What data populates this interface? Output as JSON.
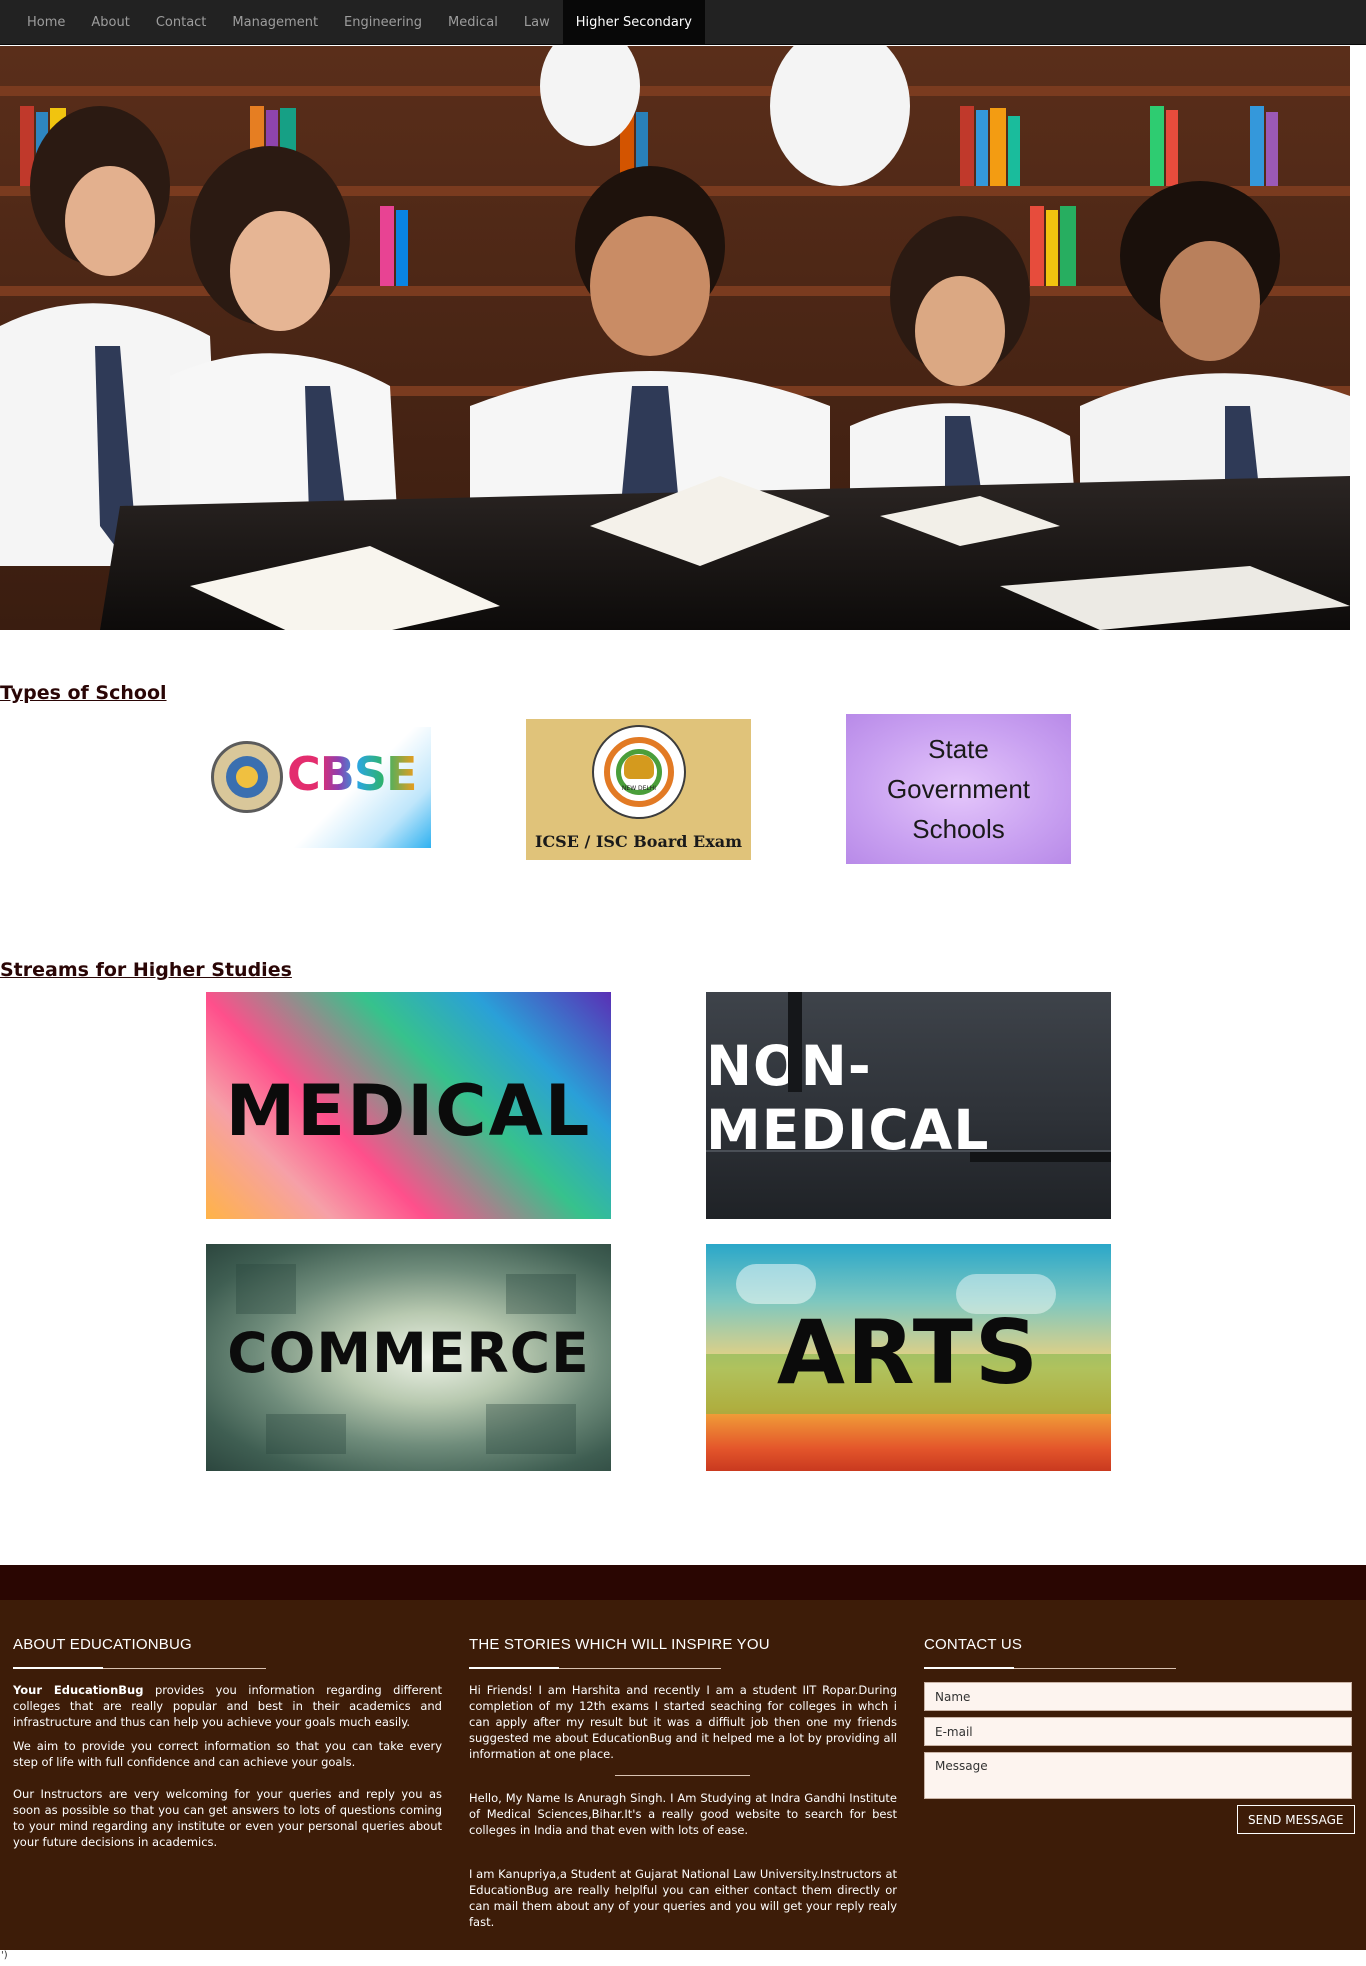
{
  "nav": {
    "items": [
      "Home",
      "About",
      "Contact",
      "Management",
      "Engineering",
      "Medical",
      "Law",
      "Higher Secondary"
    ],
    "active": "Higher Secondary"
  },
  "sections": {
    "types_of_school": "Types of School",
    "streams": "Streams for Higher Studies"
  },
  "schools": {
    "cbse": "CBSE",
    "icse": "ICSE / ISC Board Exam",
    "icse_seal": "NEW DELHI",
    "state_line1": "State",
    "state_line2": "Government",
    "state_line3": "Schools"
  },
  "streams": {
    "medical": "MEDICAL",
    "non_medical": "NON-MEDICAL",
    "commerce": "COMMERCE",
    "arts": "ARTS"
  },
  "footer": {
    "about_title": "ABOUT EDUCATIONBUG",
    "about_brand": "Your EducationBug",
    "about_p1_rest": " provides you information regarding different colleges that are really popular and best in their academics and infrastructure and thus can help you achieve your goals much easily.",
    "about_p2": "We aim to provide you correct information so that you can take every step of life with full confidence and can achieve your goals.",
    "about_p3": "Our Instructors are very welcoming for your queries and reply you as soon as possible so that you can get answers to lots of questions coming to your mind regarding any institute or even your personal queries about your future decisions in academics.",
    "stories_title": "THE STORIES WHICH WILL INSPIRE YOU",
    "story1": "Hi Friends! I am Harshita and recently I am a student IIT Ropar.During completion of my 12th exams I started seaching for colleges in whch i can apply after my result but it was a diffiult job then one my friends suggested me about EducationBug and it helped me a lot by providing all information at one place.",
    "story2": "Hello, My Name Is Anuragh Singh. I Am Studying at Indra Gandhi Institute of Medical Sciences,Bihar.It's a really good website to search for best colleges in India and that even with lots of ease.",
    "story3": "I am Kanupriya,a Student at Gujarat National Law University.Instructors at EducationBug are really helplful you can either contact them directly or can mail them about any of your queries and you will get your reply realy fast.",
    "contact_title": "CONTACT US",
    "name_placeholder": "Name",
    "email_placeholder": "E-mail",
    "message_placeholder": "Message",
    "send_label": "SEND MESSAGE"
  },
  "stray_text": "')",
  "colors": {
    "nav_bg": "#222222",
    "heading": "#2a0606",
    "footer_bg": "#3d1c08",
    "footer_band": "#2a0602"
  }
}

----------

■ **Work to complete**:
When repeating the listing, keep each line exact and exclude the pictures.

■ **Solution**:
What data populates this interface? Output as JSON.
{
  "nav": {
    "items": [
      "Home",
      "About",
      "Contact",
      "Management",
      "Engineering",
      "Medical",
      "Law",
      "Higher Secondary"
    ],
    "active": "Higher Secondary"
  },
  "sections": {
    "types_of_school": "Types of School",
    "streams": "Streams for Higher Studies"
  },
  "schools": {
    "cbse": "CBSE",
    "icse": "ICSE / ISC Board Exam",
    "icse_seal": "NEW DELHI",
    "state_line1": "State",
    "state_line2": "Government",
    "state_line3": "Schools"
  },
  "streams": {
    "medical": "MEDICAL",
    "non_medical": "NON-MEDICAL",
    "commerce": "COMMERCE",
    "arts": "ARTS"
  },
  "footer": {
    "about_title": "ABOUT EDUCATIONBUG",
    "about_brand": "Your EducationBug",
    "about_p1_rest": " provides you information regarding different colleges that are really popular and best in their academics and infrastructure and thus can help you achieve your goals much easily.",
    "about_p2": "We aim to provide you correct information so that you can take every step of life with full confidence and can achieve your goals.",
    "about_p3": "Our Instructors are very welcoming for your queries and reply you as soon as possible so that you can get answers to lots of questions coming to your mind regarding any institute or even your personal queries about your future decisions in academics.",
    "stories_title": "THE STORIES WHICH WILL INSPIRE YOU",
    "story1": "Hi Friends! I am Harshita and recently I am a student IIT Ropar.During completion of my 12th exams I started seaching for colleges in whch i can apply after my result but it was a diffiult job then one my friends suggested me about EducationBug and it helped me a lot by providing all information at one place.",
    "story2": "Hello, My Name Is Anuragh Singh. I Am Studying at Indra Gandhi Institute of Medical Sciences,Bihar.It's a really good website to search for best colleges in India and that even with lots of ease.",
    "story3": "I am Kanupriya,a Student at Gujarat National Law University.Instructors at EducationBug are really helplful you can either contact them directly or can mail them about any of your queries and you will get your reply realy fast.",
    "contact_title": "CONTACT US",
    "name_placeholder": "Name",
    "email_placeholder": "E-mail",
    "message_placeholder": "Message",
    "send_label": "SEND MESSAGE"
  },
  "stray_text": "')",
  "colors": {
    "nav_bg": "#222222",
    "heading": "#2a0606",
    "footer_bg": "#3d1c08",
    "footer_band": "#2a0602"
  }
}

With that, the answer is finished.